Source: Sea-watch International

The Maltese government is justifying to the rest of the world why it refused a request from around 300 migrants, including pregnant women, children and babies, shivering in the cold Mediterranean Sea and escaping from gunshots, torture and burnings, to provide them with some food.

The explanation? Malta is not legally obliged to provide food and according to the estimation of crew that went on the ship to airlift a mother who had just given birth and her stateless baby, the ship had two days’ worth of food on board.

That’s all right then. Since Malta’s harbour is closed to this boat and the 300 people on board — as are Italy’s — they are sailing towards the only Betlehem inn that will receive them: Algeciras in Spain. It will take them at least six days to get there.

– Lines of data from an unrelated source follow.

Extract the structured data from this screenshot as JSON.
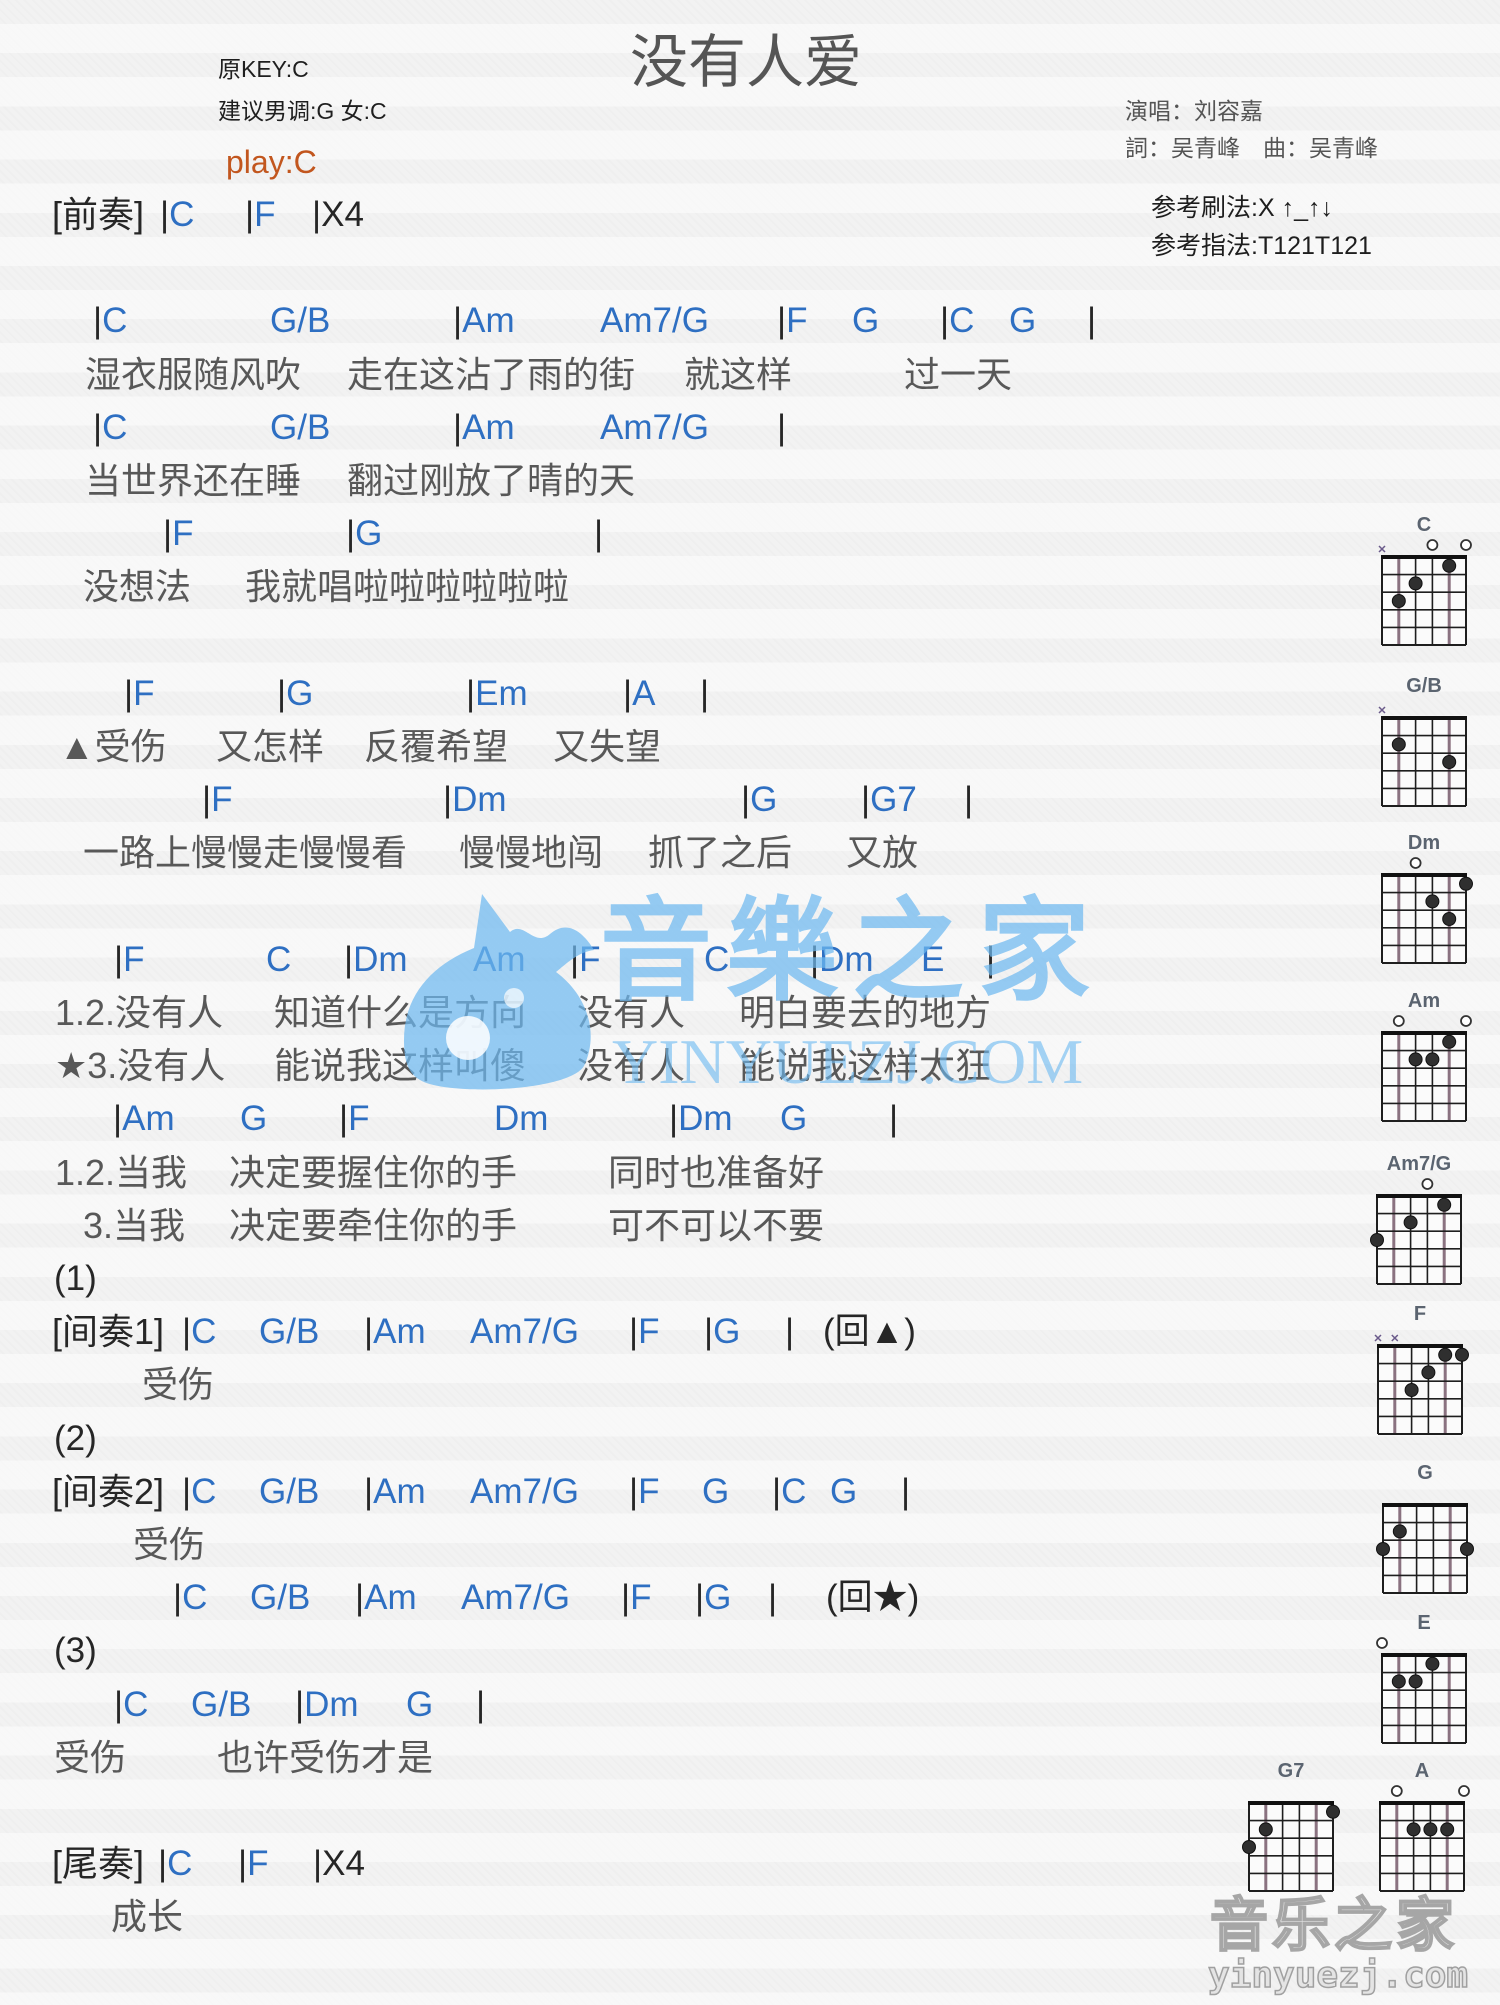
{
  "title": "没有人爱",
  "key_info": {
    "original_key": "原KEY:C",
    "suggested_key": "建议男调:G 女:C",
    "play_key": "play:C"
  },
  "credits": {
    "singer": "演唱：刘容嘉",
    "writers": "詞：吴青峰　曲：吴青峰"
  },
  "reference": {
    "strumming": "参考刷法:X ↑_↑↓",
    "fingerpicking": "参考指法:T121T121"
  },
  "symbols": {
    "bar": "|"
  },
  "colors": {
    "chord": "#2e6fc2",
    "lyric": "#585858",
    "symbol": "#262626",
    "title": "#555555",
    "play_key": "#c2561e",
    "watermark": "#78bdf0"
  },
  "intro": {
    "label": "[前奏]",
    "chords": [
      "C",
      "F"
    ],
    "repeat": "X4"
  },
  "verse": [
    {
      "chords": [
        "C",
        "G/B",
        "Am",
        "Am7/G",
        "F",
        "G",
        "C",
        "G"
      ],
      "lyrics": [
        "湿衣服随风吹",
        "走在这沾了雨的街",
        "就这样",
        "过一天"
      ]
    },
    {
      "chords": [
        "C",
        "G/B",
        "Am",
        "Am7/G"
      ],
      "lyrics": [
        "当世界还在睡",
        "翻过刚放了晴的天"
      ]
    },
    {
      "chords": [
        "F",
        "G"
      ],
      "lyrics": [
        "没想法",
        "我就唱啦啦啦啦啦啦"
      ]
    }
  ],
  "prechorus": [
    {
      "chords": [
        "F",
        "G",
        "Em",
        "A"
      ],
      "lyrics": [
        "▲受伤",
        "又怎样",
        "反覆希望",
        "又失望"
      ]
    },
    {
      "chords": [
        "F",
        "Dm",
        "G",
        "G7"
      ],
      "lyrics": [
        "一路上慢慢走慢慢看",
        "慢慢地闯",
        "抓了之后",
        "又放"
      ]
    }
  ],
  "chorus": [
    {
      "chords": [
        "F",
        "C",
        "Dm",
        "Am",
        "F",
        "C",
        "Dm",
        "E"
      ],
      "lyrics_a": [
        "1.2.没有人",
        "知道什么是方向",
        "没有人",
        "明白要去的地方"
      ],
      "lyrics_b": [
        "★3.没有人",
        "能说我这样叫傻",
        "没有人",
        "能说我这样太狂"
      ]
    },
    {
      "chords": [
        "Am",
        "G",
        "F",
        "Dm",
        "Dm",
        "G"
      ],
      "lyrics_a": [
        "1.2.当我",
        "决定要握住你的手",
        "同时也准备好"
      ],
      "lyrics_b": [
        "3.当我",
        "决定要牵住你的手",
        "可不可以不要"
      ]
    }
  ],
  "endings": [
    {
      "marker": "(1)",
      "label": "[间奏1]",
      "chords": [
        "C",
        "G/B",
        "Am",
        "Am7/G",
        "F",
        "G"
      ],
      "return": "(回▲)",
      "lyrics": [
        "受伤"
      ]
    },
    {
      "marker": "(2)",
      "label": "[间奏2]",
      "chords": [
        "C",
        "G/B",
        "Am",
        "Am7/G",
        "F",
        "G",
        "C",
        "G"
      ],
      "lyrics": [
        "受伤"
      ],
      "chords_repeat": [
        "C",
        "G/B",
        "Am",
        "Am7/G",
        "F",
        "G"
      ],
      "return": "(回★)"
    },
    {
      "marker": "(3)",
      "chords": [
        "C",
        "G/B",
        "Dm",
        "G"
      ],
      "lyrics": [
        "受伤",
        "也许受伤才是"
      ]
    }
  ],
  "outro": {
    "label": "[尾奏]",
    "chords": [
      "C",
      "F"
    ],
    "repeat": "X4",
    "lyrics": [
      "成长"
    ]
  },
  "chord_diagrams": [
    {
      "name": "C",
      "muted": [
        6
      ],
      "open": [
        3,
        1
      ],
      "dots": [
        {
          "string": 5,
          "fret": 3
        },
        {
          "string": 4,
          "fret": 2
        },
        {
          "string": 2,
          "fret": 1
        }
      ]
    },
    {
      "name": "G/B",
      "muted": [
        6
      ],
      "open": [],
      "dots": [
        {
          "string": 5,
          "fret": 2
        },
        {
          "string": 2,
          "fret": 3
        }
      ]
    },
    {
      "name": "Dm",
      "muted": [],
      "open": [
        4
      ],
      "dots": [
        {
          "string": 3,
          "fret": 2
        },
        {
          "string": 2,
          "fret": 3
        },
        {
          "string": 1,
          "fret": 1
        }
      ]
    },
    {
      "name": "Am",
      "muted": [],
      "open": [
        5,
        1
      ],
      "dots": [
        {
          "string": 4,
          "fret": 2
        },
        {
          "string": 3,
          "fret": 2
        },
        {
          "string": 2,
          "fret": 1
        }
      ]
    },
    {
      "name": "Am7/G",
      "muted": [],
      "open": [
        3
      ],
      "dots": [
        {
          "string": 6,
          "fret": 3
        },
        {
          "string": 4,
          "fret": 2
        },
        {
          "string": 2,
          "fret": 1
        }
      ]
    },
    {
      "name": "F",
      "muted": [
        6,
        5
      ],
      "open": [],
      "dots": [
        {
          "string": 4,
          "fret": 3
        },
        {
          "string": 3,
          "fret": 2
        },
        {
          "string": 2,
          "fret": 1
        },
        {
          "string": 1,
          "fret": 1
        }
      ]
    },
    {
      "name": "G",
      "muted": [],
      "open": [],
      "dots": [
        {
          "string": 6,
          "fret": 3
        },
        {
          "string": 5,
          "fret": 2
        },
        {
          "string": 1,
          "fret": 3
        }
      ]
    },
    {
      "name": "E",
      "muted": [],
      "open": [
        6
      ],
      "dots": [
        {
          "string": 5,
          "fret": 2
        },
        {
          "string": 4,
          "fret": 2
        },
        {
          "string": 3,
          "fret": 1
        }
      ]
    },
    {
      "name": "G7",
      "muted": [],
      "open": [],
      "dots": [
        {
          "string": 6,
          "fret": 3
        },
        {
          "string": 5,
          "fret": 2
        },
        {
          "string": 1,
          "fret": 1
        }
      ]
    },
    {
      "name": "A",
      "muted": [],
      "open": [
        5,
        1
      ],
      "dots": [
        {
          "string": 4,
          "fret": 2
        },
        {
          "string": 3,
          "fret": 2
        },
        {
          "string": 2,
          "fret": 2
        }
      ]
    }
  ],
  "watermarks": {
    "center_cn": "音樂之家",
    "center_en": "YINYUEZJ.COM",
    "corner_cn": "音乐之家",
    "corner_en": "yinyuezj.com"
  }
}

If my math is right — what with all the booze this time of year — Malta’s crew has estimated food for 300 people will run out before Christmas and it’ll be almost next year before these people are on terra firma again.

But that’s ok. We’re not actually legally obliged to give food to hungry people. “A Maltese spokesman (quoted by the BBC) said the airlift had gone beyond Malta’s legal obligations, as the migrants were rescued on Friday in waters supervised by Libya.”

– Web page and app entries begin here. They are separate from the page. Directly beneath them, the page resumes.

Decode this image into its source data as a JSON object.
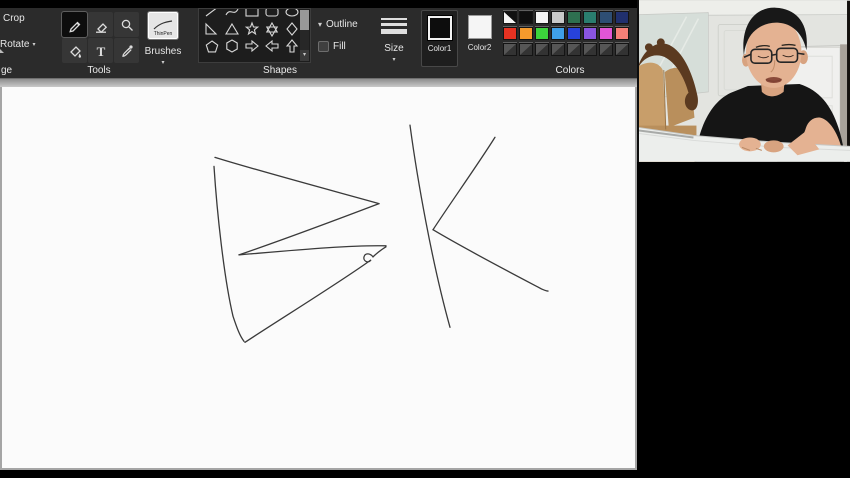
{
  "app": {
    "toolbar": {
      "image_group": {
        "group_label": "ge",
        "crop_label": "Crop",
        "rotate_label": "Rotate"
      },
      "tools_group": {
        "group_label": "Tools",
        "tool_names": [
          "pencil",
          "eraser",
          "magnifier",
          "fill-bucket",
          "text",
          "eyedropper"
        ],
        "selected_tool": "pencil"
      },
      "brushes_group": {
        "brushes_label": "Brushes",
        "selected_brush_label": "ThinPen"
      },
      "shapes_group": {
        "group_label": "Shapes",
        "outline_label": "Outline",
        "fill_label": "Fill",
        "shape_names": [
          "line",
          "curve",
          "rectangle",
          "rounded-rectangle",
          "ellipse",
          "right-triangle",
          "triangle",
          "star",
          "six-point-star",
          "diamond",
          "pentagon",
          "hexagon",
          "arrow-right",
          "arrow-left",
          "arrow-up"
        ]
      },
      "size_group": {
        "size_label": "Size"
      },
      "color_group": {
        "color1_label": "Color1",
        "color2_label": "Color2",
        "color1_value": "#0d0d0d",
        "color2_value": "#f5f5f5",
        "colors_label": "Colors",
        "palette": {
          "row1": [
            "split-black-white",
            "#0f0f0f",
            "#f4f4f4",
            "#c9c9c9",
            "#2e7050",
            "#2a7d6e",
            "#2e4e73",
            "#20306e"
          ],
          "row2": [
            "#e63222",
            "#f59a2c",
            "#3cd43c",
            "#3f9fe8",
            "#2742da",
            "#8a55e0",
            "#e255d6",
            "#f58078"
          ],
          "row3": [
            "empty",
            "empty",
            "empty",
            "empty",
            "empty",
            "empty",
            "empty",
            "empty"
          ]
        }
      }
    },
    "canvas": {
      "drawing_label": "freehand letters BK",
      "stroke_color": "#3a3a3a",
      "strokes": [
        "M212,79 C215,125 222,190 231,228 C235,240 238,248 242,253",
        "M213,70 C255,83 330,103 377,116",
        "M377,116 C340,130 272,155 237,167",
        "M237,167 C285,163 348,157 384,158",
        "M384,159 C379,162 374,166 371,169 C368,165 363,165 362,169 C361,173 366,176 369,172 C340,193 278,231 243,254",
        "M408,38 C415,90 430,175 448,239",
        "M493,50 C476,77 448,116 431,142",
        "M431,142 C463,161 513,187 536,199 C541,202 545,203 546,203"
      ]
    }
  },
  "webcam": {
    "scene": "presenter in black t-shirt with glasses at white desk, tan sofa and white door behind",
    "colors": {
      "wall": "#e3e4e0",
      "ceiling": "#edeeea",
      "mirror": "#d6ded9",
      "door": "#f0f0ee",
      "jamb": "#a8a29a",
      "sofa_wood": "#5b3a20",
      "sofa_leather": "#c89e6a",
      "sofa_dark": "#b98f5c",
      "shirt": "#151515",
      "hair": "#181818",
      "skin": "#e4b292",
      "skin_dark": "#d8a380",
      "desk": "#eceeec"
    }
  }
}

They could have waited for a rescue boat from Libya to bring them to safety and a warm meal. After all the United Nations just this Thursday said migrants travelling through Libya to Europe were subject to “unimaginable horrors” in the lawless country.

Most women and older teenage girls say they were raped by smugglers or traffickers, the report said.

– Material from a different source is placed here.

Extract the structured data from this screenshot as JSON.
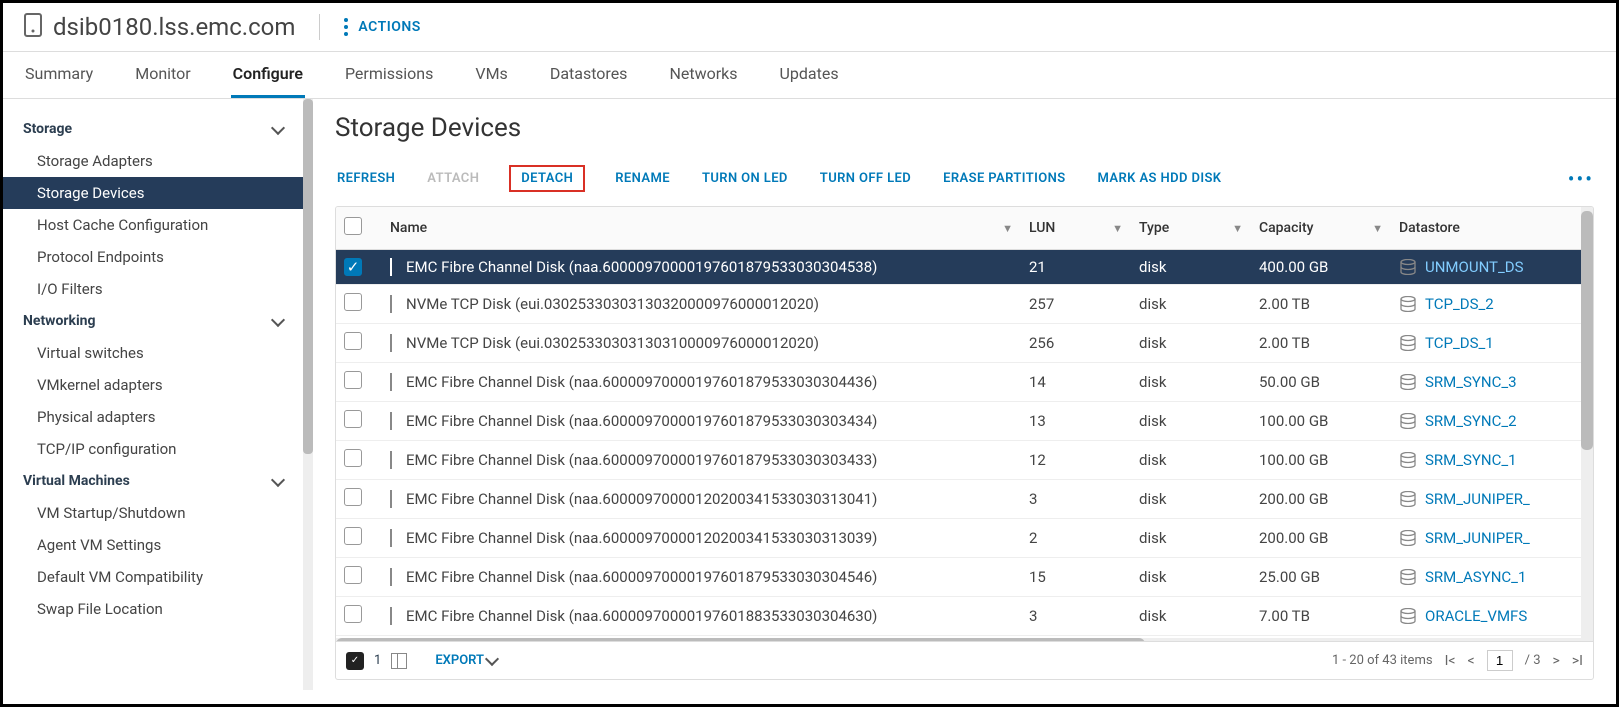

“Across Libya, unidentified bodies of migrants and refugees bearing gunshot wounds, torture marks and burns are frequently uncovered in rubbish bins, dry river beds, farms and the desert,” it said.

The story lends itself to some obvious pontifications about the irony this is happening in Christmas week, that it is a poor representation of our understanding of Christianity, that the moral obligation of feeding the hungry, sheltering the hunted, and saving the drowning by far supersedes legal obligations.

But that’s not what this is about at all. It’s no less lacking in basic human decency if this was happening any given February Sunday when stories of unwanted refugees are not told on pulpits by plump altar boys who will be helping pass out the carved turkey in the morning.